- Analysing pay and appraisal data will enable organisations to understand where disparities are. Ethnicity pay gaps are one of the things that an organisation can use to see if and where differences are. Another thing is to look at the differences in how people’s appraisals are completed in your organisation and how different people have been rated. If there is a universal scoring system, then analysing these scores looking at demographic data can really reveal disparities in manager and teamwork evaluations.
- Listening to minority employees will also support your quantitative data and help develop a more accurate picture of what’s going on. It’s one thing seeing data on paper but hearing people’s experiences of what it’s like to actually work in an organisation helps to understand themes and lived experiences. Getting an external organisation like a consultancy to do this might help people feel comfortable to share without feeling like they will be targeted for speaking their mind afterward.
- Consistent and current diversity and training consulted by external organisations and adapted to the organisational context. This can really bring about a shared understanding about what and how diversity and inclusion manifest in society and the workplace. The reason why external organisations might be better is that there are specialists who are well equipped to design and facilitate workshops in a well-rounded way.

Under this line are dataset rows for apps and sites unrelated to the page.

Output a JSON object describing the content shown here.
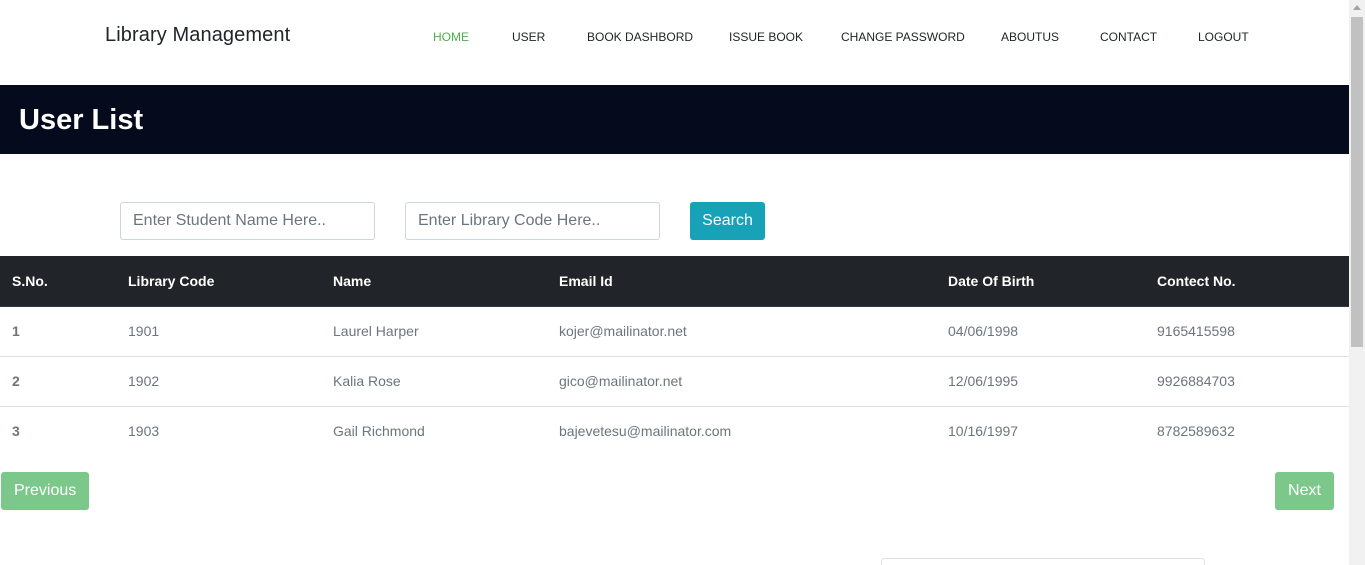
{
  "navbar": {
    "brand": "Library Management",
    "items": [
      {
        "label": "HOME",
        "active": true
      },
      {
        "label": "USER",
        "active": false
      },
      {
        "label": "BOOK DASHBORD",
        "active": false
      },
      {
        "label": "ISSUE BOOK",
        "active": false
      },
      {
        "label": "CHANGE PASSWORD",
        "active": false
      },
      {
        "label": "ABOUTUS",
        "active": false
      },
      {
        "label": "CONTACT",
        "active": false
      },
      {
        "label": "LOGOUT",
        "active": false
      }
    ]
  },
  "header": {
    "title": "User List"
  },
  "search": {
    "name_placeholder": "Enter Student Name Here..",
    "name_value": "",
    "code_placeholder": "Enter Library Code Here..",
    "code_value": "",
    "button_label": "Search"
  },
  "table": {
    "columns": [
      "S.No.",
      "Library Code",
      "Name",
      "Email Id",
      "Date Of Birth",
      "Contect No."
    ],
    "rows": [
      [
        "1",
        "1901",
        "Laurel Harper",
        "kojer@mailinator.net",
        "04/06/1998",
        "9165415598"
      ],
      [
        "2",
        "1902",
        "Kalia Rose",
        "gico@mailinator.net",
        "12/06/1995",
        "9926884703"
      ],
      [
        "3",
        "1903",
        "Gail Richmond",
        "bajevetesu@mailinator.com",
        "10/16/1997",
        "8782589632"
      ]
    ]
  },
  "pagination": {
    "previous_label": "Previous",
    "next_label": "Next"
  },
  "colors": {
    "nav_active": "#4caf50",
    "header_bg": "#050a1c",
    "search_button": "#17a2b8",
    "table_header_bg": "#212529",
    "pagination_button": "#7cc88a"
  }
}
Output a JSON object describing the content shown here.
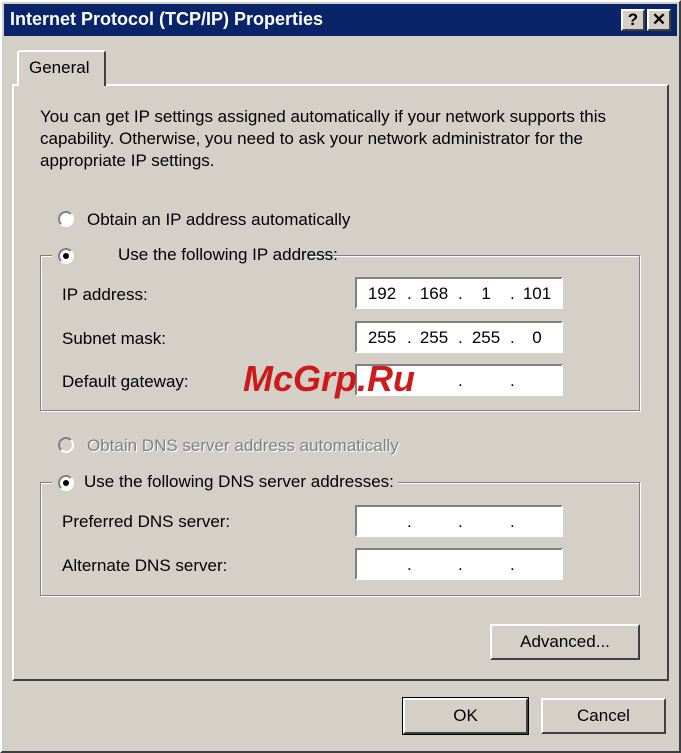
{
  "window": {
    "title": "Internet Protocol (TCP/IP) Properties",
    "help_glyph": "?",
    "close_glyph": "✕"
  },
  "tabs": [
    {
      "label": "General"
    }
  ],
  "description": "You can get IP settings assigned automatically if your network supports this capability. Otherwise, you need to ask your network administrator for the appropriate IP settings.",
  "ip": {
    "auto_option": {
      "label": "Obtain an IP address automatically",
      "selected": false
    },
    "manual_option": {
      "label": "Use the following IP address:",
      "selected": true
    },
    "fields": [
      {
        "label": "IP address:",
        "octets": [
          "192",
          "168",
          "1",
          "101"
        ]
      },
      {
        "label": "Subnet mask:",
        "octets": [
          "255",
          "255",
          "255",
          "0"
        ]
      },
      {
        "label": "Default gateway:",
        "octets": [
          "",
          "",
          "",
          ""
        ]
      }
    ]
  },
  "dns": {
    "auto_option": {
      "label": "Obtain DNS server address automatically",
      "selected": false,
      "disabled": true
    },
    "manual_option": {
      "label": "Use the following DNS server addresses:",
      "selected": true
    },
    "fields": [
      {
        "label": "Preferred DNS server:",
        "octets": [
          "",
          "",
          "",
          ""
        ]
      },
      {
        "label": "Alternate DNS server:",
        "octets": [
          "",
          "",
          "",
          ""
        ]
      }
    ]
  },
  "buttons": {
    "advanced": "Advanced...",
    "ok": "OK",
    "cancel": "Cancel"
  },
  "watermark": "McGrp.Ru",
  "colors": {
    "titlebar": "#0a246a",
    "face": "#d4d0c8",
    "watermark": "#cc1010"
  }
}
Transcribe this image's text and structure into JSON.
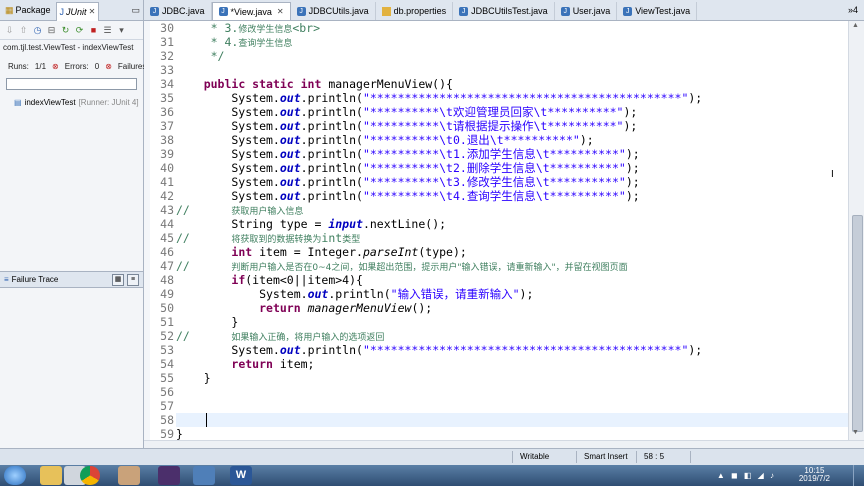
{
  "left_panel": {
    "tabs": [
      {
        "label": "Package",
        "icon": "package-icon"
      },
      {
        "label": "JUnit",
        "icon": "junit-icon"
      }
    ],
    "toolbar_icons": [
      "down-arrow-icon",
      "up-arrow-icon",
      "history-icon",
      "lock-icon",
      "rerun-icon",
      "rerun-failed-icon",
      "stop-icon",
      "layout-icon",
      "chevron-down-icon"
    ],
    "run_line": "com.tjl.test.ViewTest - indexViewTest",
    "runs_label": "Runs:",
    "runs_value": "1/1",
    "errors_label": "Errors:",
    "errors_value": "0",
    "failures_label": "Failures:",
    "failures_value": "0",
    "progress_color": "#ffffff",
    "tree_item_name": "indexViewTest",
    "tree_item_runner": "[Runner: JUnit 4]",
    "failure_trace_label": "Failure Trace"
  },
  "editor": {
    "tabs": [
      {
        "label": "JDBC.java",
        "icon": "java-file-icon",
        "active": false
      },
      {
        "label": "*View.java",
        "icon": "java-file-icon",
        "active": true
      },
      {
        "label": "JDBCUtils.java",
        "icon": "java-file-icon",
        "active": false
      },
      {
        "label": "db.properties",
        "icon": "properties-file-icon",
        "active": false
      },
      {
        "label": "JDBCUtilsTest.java",
        "icon": "java-file-icon",
        "active": false
      },
      {
        "label": "User.java",
        "icon": "java-file-icon",
        "active": false
      },
      {
        "label": "ViewTest.java",
        "icon": "java-file-icon",
        "active": false
      }
    ],
    "overflow": "»4",
    "cursor_line": 58,
    "lines": [
      {
        "n": "30",
        "parts": [
          [
            "cmt",
            "     * 3."
          ],
          [
            "cmt-cn",
            "修改学生信息"
          ],
          [
            "cmt",
            "<br>"
          ]
        ]
      },
      {
        "n": "31",
        "parts": [
          [
            "cmt",
            "     * 4."
          ],
          [
            "cmt-cn",
            "查询学生信息"
          ]
        ]
      },
      {
        "n": "32",
        "parts": [
          [
            "cmt",
            "     */"
          ]
        ]
      },
      {
        "n": "33",
        "parts": []
      },
      {
        "n": "34",
        "parts": [
          [
            "",
            "    "
          ],
          [
            "kw",
            "public static int"
          ],
          [
            "",
            " managerMenuView(){"
          ]
        ]
      },
      {
        "n": "35",
        "parts": [
          [
            "",
            "        System."
          ],
          [
            "fld",
            "out"
          ],
          [
            "",
            ".println("
          ],
          [
            "str",
            "\"*********************************************\""
          ],
          [
            "",
            ");"
          ]
        ]
      },
      {
        "n": "36",
        "parts": [
          [
            "",
            "        System."
          ],
          [
            "fld",
            "out"
          ],
          [
            "",
            ".println("
          ],
          [
            "str",
            "\"**********\\t"
          ],
          [
            "str",
            "欢迎管理员回家"
          ],
          [
            "str",
            "\\t**********\""
          ],
          [
            "",
            ");"
          ]
        ]
      },
      {
        "n": "37",
        "parts": [
          [
            "",
            "        System."
          ],
          [
            "fld",
            "out"
          ],
          [
            "",
            ".println("
          ],
          [
            "str",
            "\"**********\\t"
          ],
          [
            "str",
            "请根据提示操作"
          ],
          [
            "str",
            "\\t**********\""
          ],
          [
            "",
            ");"
          ]
        ]
      },
      {
        "n": "38",
        "parts": [
          [
            "",
            "        System."
          ],
          [
            "fld",
            "out"
          ],
          [
            "",
            ".println("
          ],
          [
            "str",
            "\"**********\\t0."
          ],
          [
            "str",
            "退出"
          ],
          [
            "str",
            "\\t**********\""
          ],
          [
            "",
            ");"
          ]
        ]
      },
      {
        "n": "39",
        "parts": [
          [
            "",
            "        System."
          ],
          [
            "fld",
            "out"
          ],
          [
            "",
            ".println("
          ],
          [
            "str",
            "\"**********\\t1."
          ],
          [
            "str",
            "添加学生信息"
          ],
          [
            "str",
            "\\t**********\""
          ],
          [
            "",
            ");"
          ]
        ]
      },
      {
        "n": "40",
        "parts": [
          [
            "",
            "        System."
          ],
          [
            "fld",
            "out"
          ],
          [
            "",
            ".println("
          ],
          [
            "str",
            "\"**********\\t2."
          ],
          [
            "str",
            "删除学生信息"
          ],
          [
            "str",
            "\\t**********\""
          ],
          [
            "",
            ");"
          ]
        ]
      },
      {
        "n": "41",
        "parts": [
          [
            "",
            "        System."
          ],
          [
            "fld",
            "out"
          ],
          [
            "",
            ".println("
          ],
          [
            "str",
            "\"**********\\t3."
          ],
          [
            "str",
            "修改学生信息"
          ],
          [
            "str",
            "\\t**********\""
          ],
          [
            "",
            ");"
          ]
        ]
      },
      {
        "n": "42",
        "parts": [
          [
            "",
            "        System."
          ],
          [
            "fld",
            "out"
          ],
          [
            "",
            ".println("
          ],
          [
            "str",
            "\"**********\\t4."
          ],
          [
            "str",
            "查询学生信息"
          ],
          [
            "str",
            "\\t**********\""
          ],
          [
            "",
            ");"
          ]
        ]
      },
      {
        "n": "43",
        "parts": [
          [
            "cmt",
            "//      "
          ],
          [
            "cmt-cn",
            "获取用户输入信息"
          ]
        ]
      },
      {
        "n": "44",
        "parts": [
          [
            "",
            "        String type = "
          ],
          [
            "fld",
            "input"
          ],
          [
            "",
            ".nextLine();"
          ]
        ]
      },
      {
        "n": "45",
        "parts": [
          [
            "cmt",
            "//      "
          ],
          [
            "cmt-cn",
            "将获取到的数据转换为"
          ],
          [
            "cmt",
            "int"
          ],
          [
            "cmt-cn",
            "类型"
          ]
        ]
      },
      {
        "n": "46",
        "parts": [
          [
            "",
            "        "
          ],
          [
            "kw",
            "int"
          ],
          [
            "",
            " item = Integer."
          ],
          [
            "ital",
            "parseInt"
          ],
          [
            "",
            "(type);"
          ]
        ]
      },
      {
        "n": "47",
        "parts": [
          [
            "cmt",
            "//      "
          ],
          [
            "cmt-cn",
            "判断用户输入是否在0~4之间，如果超出范围，提示用户\"输入错误，请重新输入\"，并留在视图页面"
          ]
        ]
      },
      {
        "n": "48",
        "parts": [
          [
            "",
            "        "
          ],
          [
            "kw",
            "if"
          ],
          [
            "",
            "(item<0||item>4){"
          ]
        ]
      },
      {
        "n": "49",
        "parts": [
          [
            "",
            "            System."
          ],
          [
            "fld",
            "out"
          ],
          [
            "",
            ".println("
          ],
          [
            "str",
            "\"输入错误，请重新输入\""
          ],
          [
            "",
            ");"
          ]
        ]
      },
      {
        "n": "50",
        "parts": [
          [
            "",
            "            "
          ],
          [
            "kw",
            "return"
          ],
          [
            "",
            " "
          ],
          [
            "ital",
            "managerMenuView"
          ],
          [
            "",
            "();"
          ]
        ]
      },
      {
        "n": "51",
        "parts": [
          [
            "",
            "        }"
          ]
        ]
      },
      {
        "n": "52",
        "parts": [
          [
            "cmt",
            "//      "
          ],
          [
            "cmt-cn",
            "如果输入正确，将用户输入的选项返回"
          ]
        ]
      },
      {
        "n": "53",
        "parts": [
          [
            "",
            "        System."
          ],
          [
            "fld",
            "out"
          ],
          [
            "",
            ".println("
          ],
          [
            "str",
            "\"*********************************************\""
          ],
          [
            "",
            ");"
          ]
        ]
      },
      {
        "n": "54",
        "parts": [
          [
            "",
            "        "
          ],
          [
            "kw",
            "return"
          ],
          [
            "",
            " item;"
          ]
        ]
      },
      {
        "n": "55",
        "parts": [
          [
            "",
            "    }"
          ]
        ]
      },
      {
        "n": "56",
        "parts": []
      },
      {
        "n": "57",
        "parts": []
      },
      {
        "n": "58",
        "parts": []
      },
      {
        "n": "59",
        "parts": [
          [
            "",
            "}"
          ]
        ]
      }
    ]
  },
  "status_bar": {
    "mode": "Writable",
    "insert": "Smart Insert",
    "position": "58 : 5"
  },
  "taskbar": {
    "apps": [
      "start-orb-icon",
      "explorer-folder-icon",
      "media-player-icon",
      "chrome-icon",
      "user-avatar-icon",
      "eclipse-icon",
      "desktop-window-icon",
      "word-icon"
    ],
    "time": "10:15",
    "date": "2019/7/2"
  },
  "colors": {
    "keyword": "#7f0055",
    "string": "#2a00ff",
    "comment": "#3f7f5f",
    "field": "#0000c0",
    "current_line": "#e8f2fe"
  }
}
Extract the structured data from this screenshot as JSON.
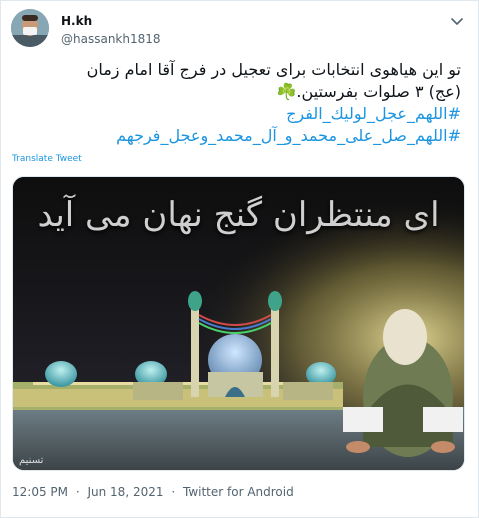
{
  "author": {
    "name": "H.kh",
    "handle": "@hassankh1818"
  },
  "tweet": {
    "line1": "تو این هیاهوی انتخابات برای تعجیل در فرج آقا امام زمان",
    "line2": "(عج) ۳ صلوات بفرستین.☘️",
    "hashtag1": "#اللهم_عجل_لوليك_الفرج",
    "hashtag2": "#اللهم_صل_علی_محمد_و_آل_محمد_وعجل_فرجهم",
    "translate_label": "Translate Tweet"
  },
  "media": {
    "overlay_text": "ای منتظران گنج نهان می آید",
    "signature": "تسنیم"
  },
  "footer": {
    "time": "12:05 PM",
    "separator1": "·",
    "date": "Jun 18, 2021",
    "separator2": "·",
    "client": "Twitter for Android"
  },
  "colors": {
    "link": "#1b95e0",
    "text": "#0f1419",
    "muted": "#536471"
  },
  "icons": {
    "more": "chevron-down-icon"
  }
}
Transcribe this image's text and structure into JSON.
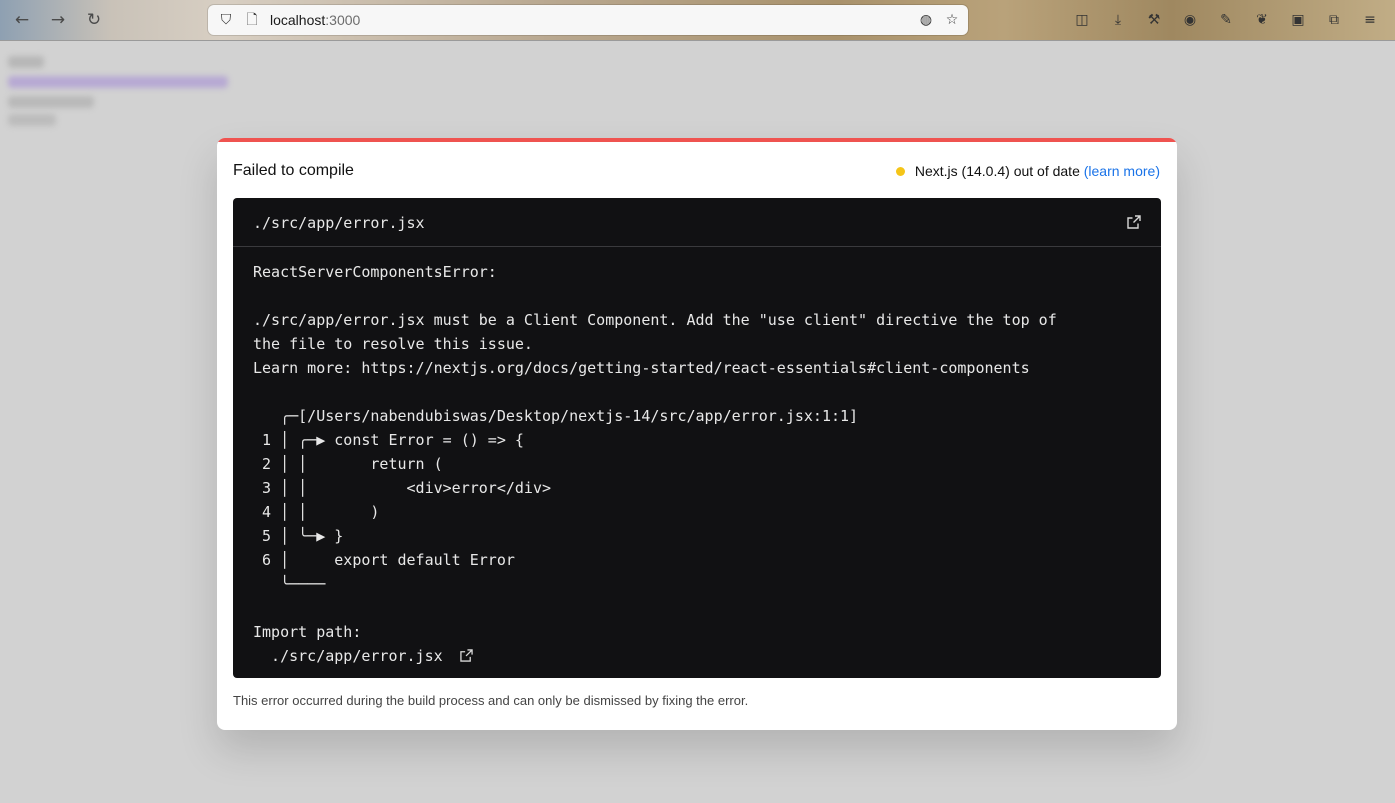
{
  "browser": {
    "url_host": "localhost",
    "url_port": ":3000"
  },
  "overlay": {
    "title": "Failed to compile",
    "version_text": "Next.js (14.0.4) out of date",
    "learn_more": "(learn more)",
    "file_path": "./src/app/error.jsx",
    "code_lines": [
      "ReactServerComponentsError:",
      "",
      "./src/app/error.jsx must be a Client Component. Add the \"use client\" directive the top of",
      "the file to resolve this issue.",
      "Learn more: https://nextjs.org/docs/getting-started/react-essentials#client-components",
      "",
      "   ╭─[/Users/nabendubiswas/Desktop/nextjs-14/src/app/error.jsx:1:1]",
      " 1 │ ╭─▶ const Error = () => {",
      " 2 │ │       return (",
      " 3 │ │           <div>error</div>",
      " 4 │ │       )",
      " 5 │ ╰─▶ }",
      " 6 │     export default Error",
      "   ╰────",
      "",
      "Import path:",
      "  ./src/app/error.jsx"
    ],
    "footer": "This error occurred during the build process and can only be dismissed by fixing the error."
  },
  "colors": {
    "overlay_accent": "#ef5350",
    "status_dot": "#f5c518",
    "link": "#1a73e8",
    "code_bg": "#111113"
  }
}
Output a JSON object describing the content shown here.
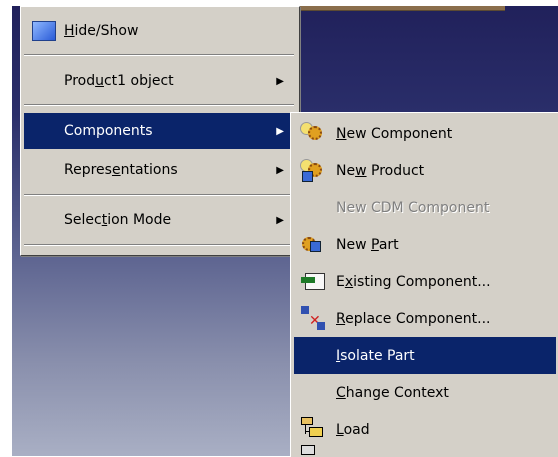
{
  "context_menu": {
    "items": [
      {
        "label_pre": "",
        "mnemonic": "H",
        "label_post": "ide/Show",
        "icon": "hide-show-icon",
        "has_submenu": false
      },
      {
        "label_pre": "Prod",
        "mnemonic": "u",
        "label_post": "ct1 object",
        "has_submenu": true
      },
      {
        "label_pre": "Components",
        "mnemonic": "",
        "label_post": "",
        "has_submenu": true,
        "selected": true
      },
      {
        "label_pre": "Repres",
        "mnemonic": "e",
        "label_post": "ntations",
        "has_submenu": true
      },
      {
        "label_pre": "Selec",
        "mnemonic": "t",
        "label_post": "ion Mode",
        "has_submenu": true
      }
    ],
    "arrow": "▶"
  },
  "submenu": {
    "items": [
      {
        "label_pre": "",
        "mnemonic": "N",
        "label_post": "ew Component",
        "icon": "new-component-icon"
      },
      {
        "label_pre": "Ne",
        "mnemonic": "w",
        "label_post": " Product",
        "icon": "new-product-icon"
      },
      {
        "label_pre": "New CDM Component",
        "mnemonic": "",
        "label_post": "",
        "disabled": true
      },
      {
        "label_pre": "New ",
        "mnemonic": "P",
        "label_post": "art",
        "icon": "new-part-icon"
      },
      {
        "label_pre": "E",
        "mnemonic": "x",
        "label_post": "isting Component...",
        "icon": "existing-component-icon"
      },
      {
        "label_pre": "",
        "mnemonic": "R",
        "label_post": "eplace Component...",
        "icon": "replace-component-icon"
      },
      {
        "label_pre": "",
        "mnemonic": "I",
        "label_post": "solate Part",
        "selected": true
      },
      {
        "label_pre": "",
        "mnemonic": "C",
        "label_post": "hange Context"
      },
      {
        "label_pre": "",
        "mnemonic": "L",
        "label_post": "oad",
        "icon": "load-icon"
      }
    ]
  },
  "colors": {
    "menu_bg": "#d4d0c8",
    "highlight": "#0a246a",
    "viewport_top": "#20205a",
    "viewport_bottom": "#a9afc4"
  }
}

- In schools and universities, analyse grades, coursework and exams of minority groups. Understand the impact of stagnant, hard to relate to curriculums. These things can help understand the attainment gap in schools and education establishments.